Task instructions - Reproduce the entire listing below verbatim.

Supplied records -

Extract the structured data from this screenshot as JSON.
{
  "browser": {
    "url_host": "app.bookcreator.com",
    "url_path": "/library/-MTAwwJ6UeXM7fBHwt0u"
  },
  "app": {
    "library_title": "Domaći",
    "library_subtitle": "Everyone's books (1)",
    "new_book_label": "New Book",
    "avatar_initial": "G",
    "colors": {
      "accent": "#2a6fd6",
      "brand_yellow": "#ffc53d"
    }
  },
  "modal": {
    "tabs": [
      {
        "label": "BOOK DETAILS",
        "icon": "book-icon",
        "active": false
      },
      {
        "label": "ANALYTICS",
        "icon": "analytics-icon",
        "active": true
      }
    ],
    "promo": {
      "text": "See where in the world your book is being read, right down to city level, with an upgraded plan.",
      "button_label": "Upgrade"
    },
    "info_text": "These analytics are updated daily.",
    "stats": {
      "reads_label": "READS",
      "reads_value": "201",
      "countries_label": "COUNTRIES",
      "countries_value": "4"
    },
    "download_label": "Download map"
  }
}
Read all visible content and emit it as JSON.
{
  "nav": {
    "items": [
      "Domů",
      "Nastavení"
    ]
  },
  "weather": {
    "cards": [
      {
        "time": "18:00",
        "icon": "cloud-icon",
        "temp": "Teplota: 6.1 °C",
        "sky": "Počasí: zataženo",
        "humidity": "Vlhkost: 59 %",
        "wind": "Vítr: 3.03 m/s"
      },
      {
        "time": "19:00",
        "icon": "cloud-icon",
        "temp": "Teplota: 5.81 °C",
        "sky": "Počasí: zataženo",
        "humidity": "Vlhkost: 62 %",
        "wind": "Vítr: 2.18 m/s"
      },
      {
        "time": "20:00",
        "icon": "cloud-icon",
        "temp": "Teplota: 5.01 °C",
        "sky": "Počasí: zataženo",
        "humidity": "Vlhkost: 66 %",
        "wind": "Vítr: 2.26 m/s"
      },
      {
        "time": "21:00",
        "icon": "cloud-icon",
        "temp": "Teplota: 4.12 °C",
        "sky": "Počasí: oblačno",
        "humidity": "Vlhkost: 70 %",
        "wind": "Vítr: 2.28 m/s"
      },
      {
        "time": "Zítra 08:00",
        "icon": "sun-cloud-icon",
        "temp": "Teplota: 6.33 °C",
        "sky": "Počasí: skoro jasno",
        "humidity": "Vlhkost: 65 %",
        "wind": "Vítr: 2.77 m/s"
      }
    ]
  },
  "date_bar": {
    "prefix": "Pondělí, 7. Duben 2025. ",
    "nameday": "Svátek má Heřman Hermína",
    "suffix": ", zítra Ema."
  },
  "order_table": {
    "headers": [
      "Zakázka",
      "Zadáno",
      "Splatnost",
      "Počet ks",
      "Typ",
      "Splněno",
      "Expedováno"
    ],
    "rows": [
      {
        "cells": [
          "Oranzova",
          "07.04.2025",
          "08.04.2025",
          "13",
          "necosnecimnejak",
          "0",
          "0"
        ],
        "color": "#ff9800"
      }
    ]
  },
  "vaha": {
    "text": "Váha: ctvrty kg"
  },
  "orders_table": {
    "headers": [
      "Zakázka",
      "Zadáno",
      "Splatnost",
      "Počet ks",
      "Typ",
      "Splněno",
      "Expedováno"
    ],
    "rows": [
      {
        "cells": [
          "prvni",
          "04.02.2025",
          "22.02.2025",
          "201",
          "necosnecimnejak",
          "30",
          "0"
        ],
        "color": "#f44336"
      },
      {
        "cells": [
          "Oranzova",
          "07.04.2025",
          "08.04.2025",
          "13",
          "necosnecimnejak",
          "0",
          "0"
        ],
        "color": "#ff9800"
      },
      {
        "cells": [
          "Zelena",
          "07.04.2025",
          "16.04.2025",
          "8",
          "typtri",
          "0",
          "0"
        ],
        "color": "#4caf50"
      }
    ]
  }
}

Written response -
Extract the structured data from this screenshot as JSON.
{
  "browser": {
    "url_host": "app.bookcreator.com",
    "url_path": "/library/-MTAwwJ6UeXM7fBHwt0u"
  },
  "app": {
    "library_title": "Domaći",
    "library_subtitle": "Everyone's books (1)",
    "new_book_label": "New Book",
    "avatar_initial": "G",
    "colors": {
      "accent": "#2a6fd6",
      "brand_yellow": "#ffc53d"
    }
  },
  "modal": {
    "tabs": [
      {
        "label": "BOOK DETAILS",
        "icon": "book-icon",
        "active": false
      },
      {
        "label": "ANALYTICS",
        "icon": "analytics-icon",
        "active": true
      }
    ],
    "promo": {
      "text": "See where in the world your book is being read, right down to city level, with an upgraded plan.",
      "button_label": "Upgrade"
    },
    "info_text": "These analytics are updated daily.",
    "stats": {
      "reads_label": "READS",
      "reads_value": "201",
      "countries_label": "COUNTRIES",
      "countries_value": "4"
    },
    "download_label": "Download map"
  }
}
Read all visible content and emit it as JSON.
{
  "nav": {
    "items": [
      "Domů",
      "Nastavení"
    ]
  },
  "weather": {
    "cards": [
      {
        "time": "18:00",
        "icon": "cloud-icon",
        "temp": "Teplota: 6.1 °C",
        "sky": "Počasí: zataženo",
        "humidity": "Vlhkost: 59 %",
        "wind": "Vítr: 3.03 m/s"
      },
      {
        "time": "19:00",
        "icon": "cloud-icon",
        "temp": "Teplota: 5.81 °C",
        "sky": "Počasí: zataženo",
        "humidity": "Vlhkost: 62 %",
        "wind": "Vítr: 2.18 m/s"
      },
      {
        "time": "20:00",
        "icon": "cloud-icon",
        "temp": "Teplota: 5.01 °C",
        "sky": "Počasí: zataženo",
        "humidity": "Vlhkost: 66 %",
        "wind": "Vítr: 2.26 m/s"
      },
      {
        "time": "21:00",
        "icon": "cloud-icon",
        "temp": "Teplota: 4.12 °C",
        "sky": "Počasí: oblačno",
        "humidity": "Vlhkost: 70 %",
        "wind": "Vítr: 2.28 m/s"
      },
      {
        "time": "Zítra 08:00",
        "icon": "sun-cloud-icon",
        "temp": "Teplota: 6.33 °C",
        "sky": "Počasí: skoro jasno",
        "humidity": "Vlhkost: 65 %",
        "wind": "Vítr: 2.77 m/s"
      }
    ]
  },
  "date_bar": {
    "prefix": "Pondělí, 7. Duben 2025. ",
    "nameday": "Svátek má Heřman Hermína",
    "suffix": ", zítra Ema."
  },
  "order_table": {
    "headers": [
      "Zakázka",
      "Zadáno",
      "Splatnost",
      "Počet ks",
      "Typ",
      "Splněno",
      "Expedováno"
    ],
    "rows": [
      {
        "cells": [
          "Oranzova",
          "07.04.2025",
          "08.04.2025",
          "13",
          "necosnecimnejak",
          "0",
          "0"
        ],
        "color": "#ff9800"
      }
    ]
  },
  "vaha": {
    "text": "Váha: ctvrty kg"
  },
  "orders_table": {
    "headers": [
      "Zakázka",
      "Zadáno",
      "Splatnost",
      "Počet ks",
      "Typ",
      "Splněno",
      "Expedováno"
    ],
    "rows": [
      {
        "cells": [
          "prvni",
          "04.02.2025",
          "22.02.2025",
          "201",
          "necosnecimnejak",
          "30",
          "0"
        ],
        "color": "#f44336"
      },
      {
        "cells": [
          "Oranzova",
          "07.04.2025",
          "08.04.2025",
          "13",
          "necosnecimnejak",
          "0",
          "0"
        ],
        "color": "#ff9800"
      },
      {
        "cells": [
          "Zelena",
          "07.04.2025",
          "16.04.2025",
          "8",
          "typtri",
          "0",
          "0"
        ],
        "color": "#4caf50"
      }
    ]
  }
}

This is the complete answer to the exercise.